Get-WmiObject -Class Win32_Product | Where-Object {$_.Vendor -Match "VMware"} | Select-Object Vendor, Name

You can see what the command's output looks like in Figure 3.

[Click on image for larger view.] Figure 3: I have located all of the VMware software that is installed on my computer.

Before I move on, there is something that I want to point out about the figure above. If you look at the top portion of the figure, you will see the bottom half of the application list sorted by vendor that I generated earlier. As you look at this list, you will see that VMware is actually listed as "VMware, Inc." In contrast, the command that I used to return a list of the VMware software that is installed on my computer looks for the word "VMware," not "VMware, Inc."

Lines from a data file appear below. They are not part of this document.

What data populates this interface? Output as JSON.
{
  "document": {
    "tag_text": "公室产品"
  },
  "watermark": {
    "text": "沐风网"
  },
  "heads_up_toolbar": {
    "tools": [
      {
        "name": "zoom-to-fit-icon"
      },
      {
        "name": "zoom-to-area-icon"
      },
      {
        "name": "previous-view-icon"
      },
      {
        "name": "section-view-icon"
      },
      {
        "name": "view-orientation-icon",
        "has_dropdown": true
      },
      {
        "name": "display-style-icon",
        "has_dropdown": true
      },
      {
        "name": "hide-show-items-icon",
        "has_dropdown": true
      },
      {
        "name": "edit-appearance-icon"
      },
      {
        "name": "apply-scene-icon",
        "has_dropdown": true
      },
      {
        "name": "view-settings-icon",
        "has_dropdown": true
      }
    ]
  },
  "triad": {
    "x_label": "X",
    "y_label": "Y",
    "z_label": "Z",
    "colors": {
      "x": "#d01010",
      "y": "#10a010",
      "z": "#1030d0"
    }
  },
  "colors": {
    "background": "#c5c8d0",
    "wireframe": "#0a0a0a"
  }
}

The reason I was able to get away with doing this is because I used the -Match operator within the command, rather than using the -EQ operator. The -EQ operator requires an exact match, whereas the -Match parameter simply requires the specified text to appear somewhere within the property that you are searching. Had the command used -EQ instead of -Match, it would not have returned any results because "VMware" is not an exact match for the names of any of the vendors on the list. If I wanted to use -EQ, I would have had to specify "VMware, Inc." as the vendor name.

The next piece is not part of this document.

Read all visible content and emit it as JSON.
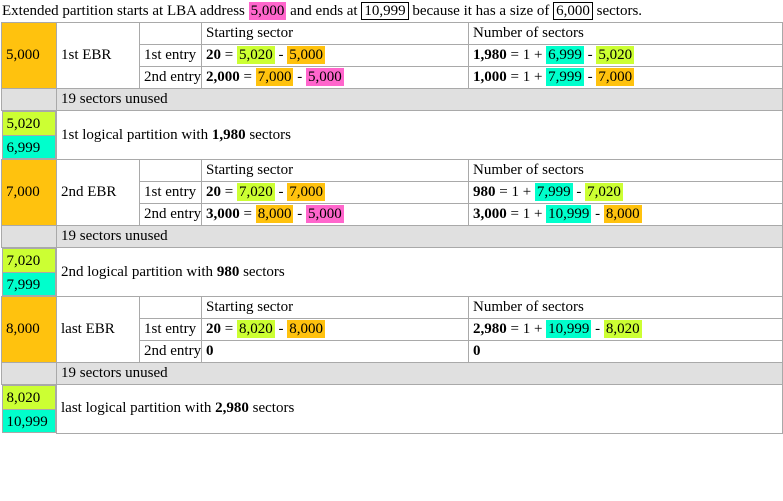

One More Trick
Let me wrap things up by showing you one more trick that may be helpful to those who don't have such a great memory.

Let's pretend for a moment that I want to uninstall an application, but I can't remember the name of the application or who makes it. All I remember was that there was a "V" in the vendor's name. Maybe the vendor was VMware. Maybe it was AVG. I can't remember.

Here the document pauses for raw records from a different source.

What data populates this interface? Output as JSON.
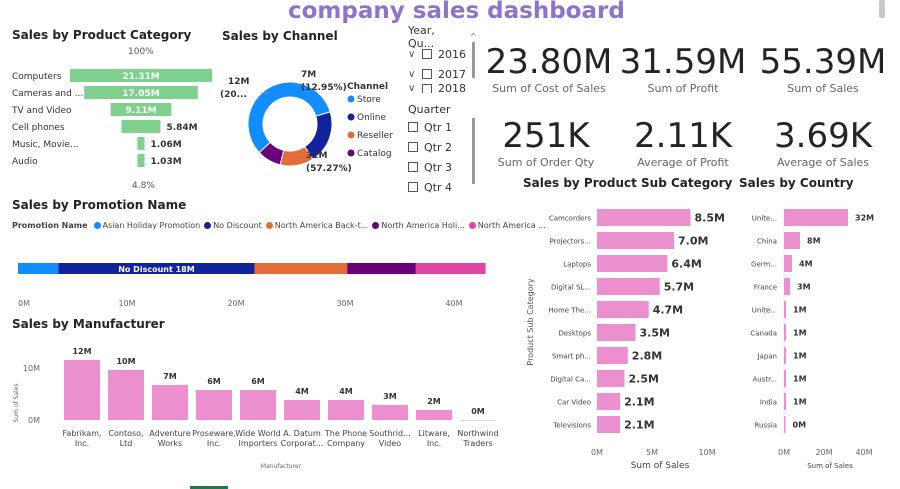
{
  "title": "company sales dashboard",
  "colors": {
    "green": "#7fcf8e",
    "pink": "#ec8fcf",
    "blue": "#118dff",
    "navy": "#12239e",
    "orange": "#e66c37",
    "purple": "#6b007b",
    "magenta": "#e044a7"
  },
  "product_category": {
    "title": "Sales by Product Category",
    "top_label": "100%",
    "bottom_label": "4.8%",
    "items": [
      {
        "name": "Computers",
        "value_label": "21.31M",
        "value": 21.31
      },
      {
        "name": "Cameras and ...",
        "value_label": "17.05M",
        "value": 17.05
      },
      {
        "name": "TV and Video",
        "value_label": "9.11M",
        "value": 9.11
      },
      {
        "name": "Cell phones",
        "value_label": "5.84M",
        "value": 5.84
      },
      {
        "name": "Music, Movie...",
        "value_label": "1.06M",
        "value": 1.06
      },
      {
        "name": "Audio",
        "value_label": "1.03M",
        "value": 1.03
      }
    ]
  },
  "channel": {
    "title": "Sales by Channel",
    "legend_title": "Channel",
    "legend": [
      "Store",
      "Online",
      "Reseller",
      "Catalog"
    ],
    "label_left_value": "12M",
    "label_left_pct": "(20...",
    "label_topright_value": "7M",
    "label_topright_pct": "(12.95%)",
    "label_bottom_value": "32M",
    "label_bottom_pct": "(57.27%)",
    "slices": [
      {
        "name": "Store",
        "pct": 57.27
      },
      {
        "name": "Online",
        "pct": 20.5
      },
      {
        "name": "Reseller",
        "pct": 12.95
      },
      {
        "name": "Catalog",
        "pct": 9.28
      }
    ]
  },
  "slicer_year": {
    "header": "Year, Qu...",
    "items": [
      "2016",
      "2017",
      "2018"
    ]
  },
  "slicer_quarter": {
    "header": "Quarter",
    "items": [
      "Qtr 1",
      "Qtr 2",
      "Qtr 3",
      "Qtr 4"
    ]
  },
  "kpis": [
    {
      "value": "23.80M",
      "label": "Sum of Cost of Sales"
    },
    {
      "value": "31.59M",
      "label": "Sum of Profit"
    },
    {
      "value": "55.39M",
      "label": "Sum of Sales"
    },
    {
      "value": "251K",
      "label": "Sum of Order Qty"
    },
    {
      "value": "2.11K",
      "label": "Average of Profit"
    },
    {
      "value": "3.69K",
      "label": "Average of Sales"
    }
  ],
  "promotion": {
    "title": "Sales by Promotion Name",
    "legend_title": "Promotion Name",
    "legend": [
      "Asian Holiday Promotion",
      "No Discount",
      "North America Back-t...",
      "North America Holi...",
      "North America ..."
    ],
    "bar_label": "No Discount 18M",
    "ticks": [
      "0M",
      "10M",
      "20M",
      "30M",
      "40M"
    ]
  },
  "manufacturer": {
    "title": "Sales by Manufacturer",
    "ylabel": "Sum of Sales",
    "xlabel": "Manufacturer",
    "yticks": [
      "10M",
      "0M"
    ]
  },
  "subcategory": {
    "title": "Sales by Product Sub Category",
    "ylabel": "Product Sub Category",
    "xlabel": "Sum of Sales",
    "ticks": [
      "0M",
      "5M",
      "10M"
    ]
  },
  "country": {
    "title": "Sales by Country",
    "xlabel": "Sum of Sales",
    "ticks": [
      "0M",
      "20M",
      "40M"
    ]
  },
  "chart_data": [
    {
      "type": "bar",
      "title": "Sales by Product Category",
      "categories": [
        "Computers",
        "Cameras and ...",
        "TV and Video",
        "Cell phones",
        "Music, Movie...",
        "Audio"
      ],
      "values": [
        21.31,
        17.05,
        9.11,
        5.84,
        1.06,
        1.03
      ]
    },
    {
      "type": "pie",
      "title": "Sales by Channel",
      "categories": [
        "Store",
        "Online",
        "Reseller",
        "Catalog"
      ],
      "values": [
        57.27,
        20.5,
        12.95,
        9.28
      ]
    },
    {
      "type": "bar",
      "title": "Sales by Promotion Name",
      "categories": [
        "Asian Holiday Promotion",
        "No Discount",
        "North America Back-t...",
        "North America Holi...",
        "North America ..."
      ],
      "values": [
        3.7,
        18,
        8.5,
        6.3,
        6.4
      ],
      "xlim": [
        0,
        40
      ]
    },
    {
      "type": "bar",
      "title": "Sales by Manufacturer",
      "categories": [
        "Fabrikam, Inc.",
        "Contoso, Ltd",
        "Adventure Works",
        "Proseware, Inc.",
        "Wide World Importers",
        "A. Datum Corporat...",
        "The Phone Company",
        "Southrid... Video",
        "Litware, Inc.",
        "Northwind Traders"
      ],
      "values": [
        12,
        10,
        7,
        6,
        6,
        4,
        4,
        3,
        2,
        0
      ],
      "value_labels": [
        "12M",
        "10M",
        "7M",
        "6M",
        "6M",
        "4M",
        "4M",
        "3M",
        "2M",
        "0M"
      ],
      "xlabel": "Manufacturer",
      "ylabel": "Sum of Sales"
    },
    {
      "type": "bar",
      "title": "Sales by Product Sub Category",
      "categories": [
        "Camcorders",
        "Projectors...",
        "Laptops",
        "Digital SL...",
        "Home The...",
        "Desktops",
        "Smart ph...",
        "Digital Ca...",
        "Car Video",
        "Televisions"
      ],
      "values": [
        8.5,
        7.0,
        6.4,
        5.7,
        4.7,
        3.5,
        2.8,
        2.5,
        2.1,
        2.1
      ],
      "value_labels": [
        "8.5M",
        "7.0M",
        "6.4M",
        "5.7M",
        "4.7M",
        "3.5M",
        "2.8M",
        "2.5M",
        "2.1M",
        "2.1M"
      ],
      "xlabel": "Sum of Sales",
      "ylabel": "Product Sub Category",
      "xlim": [
        0,
        10
      ]
    },
    {
      "type": "bar",
      "title": "Sales by Country",
      "categories": [
        "Unite...",
        "China",
        "Germ...",
        "France",
        "Unite...",
        "Canada",
        "Japan",
        "Austr...",
        "India",
        "Russia"
      ],
      "values": [
        32,
        8,
        4,
        3,
        1,
        1,
        1,
        1,
        1,
        0
      ],
      "value_labels": [
        "32M",
        "8M",
        "4M",
        "3M",
        "1M",
        "1M",
        "1M",
        "1M",
        "1M",
        "0M"
      ],
      "xlabel": "Sum of Sales",
      "xlim": [
        0,
        40
      ]
    }
  ]
}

One way you could deal with this sort of situation is to use the same technique that I just showed you, but use the letter "V" followed by an asterisk. This will locate any vendor with a V in its name. Here is the command:

Get-WmiObject -Class Win32_Product | Where-Object {$_.Vendor -Match "VM*"} | Select-Object Vendor, Name

As you look at this command, you will notice that I am searching on VM* and not V*. The reason for this is that PowerShell seems to have a bug. If you simply use V*, it seems to ignore the letter V. If you use VM*, PowerShell ignores the letter M, and gives you the output that you would expect to see if you had used V*. You can see the command's output in the figure below.

[Click on image for larger view.] Figure 4: You can look for vendors with a specific letter in their name.

About the Author

Brien Posey is a 16-time Microsoft MVP with decades of IT experience. As a freelance writer, Posey has written thousands of articles and contributed to several dozen books on a wide variety of IT topics. Prior to going freelance, Posey was a CIO for a national chain of hospitals and health care facilities. He has also served as a network administrator for some of the country's largest insurance companies and for the Department of Defense at Fort Knox. In addition to his continued work in IT, Posey has spent the last several years actively training as a commercial scientist-astronaut candidate in preparation to fly on a mission to study polar mesospheric clouds from space. You can follow his spaceflight training on his Web site.


  • Azure Active Directory ID Protection 'Refresh' Now Available

    Microsoft's enhancements to the Azure Active Directory Identity Protection service are now said to be "generally available" (GA), or ready for commercial use, per a Wednesday announcement.

  • Microsoft Releases Windows 10 Version 1909

    Microsoft on Tuesday announced the release of Windows 10 version 1909, a new operating system product that's also known as the "Windows 10 November 2019 Update."

  • November Microsoft Security Bundle Addresses 75 Vulnerabilities

    Of that number, 13 vulnerabilities are rated "Critical" to patch, while 62 vulnerabilities are deemed "Important."

  • The Future of Office 365 Pricing

    With a raft of new Office 365 features in the pipeline, Microsoft also seems ready to change the way it bills its subscribers. Will it replicate Azure's pay-per-use model, or will it look like something else entirely?

comments powered by Disqus

Office 365 Watch

Sign up for our newsletter.

Terms and Privacy Policy consent

I agree to this site's Privacy Policy.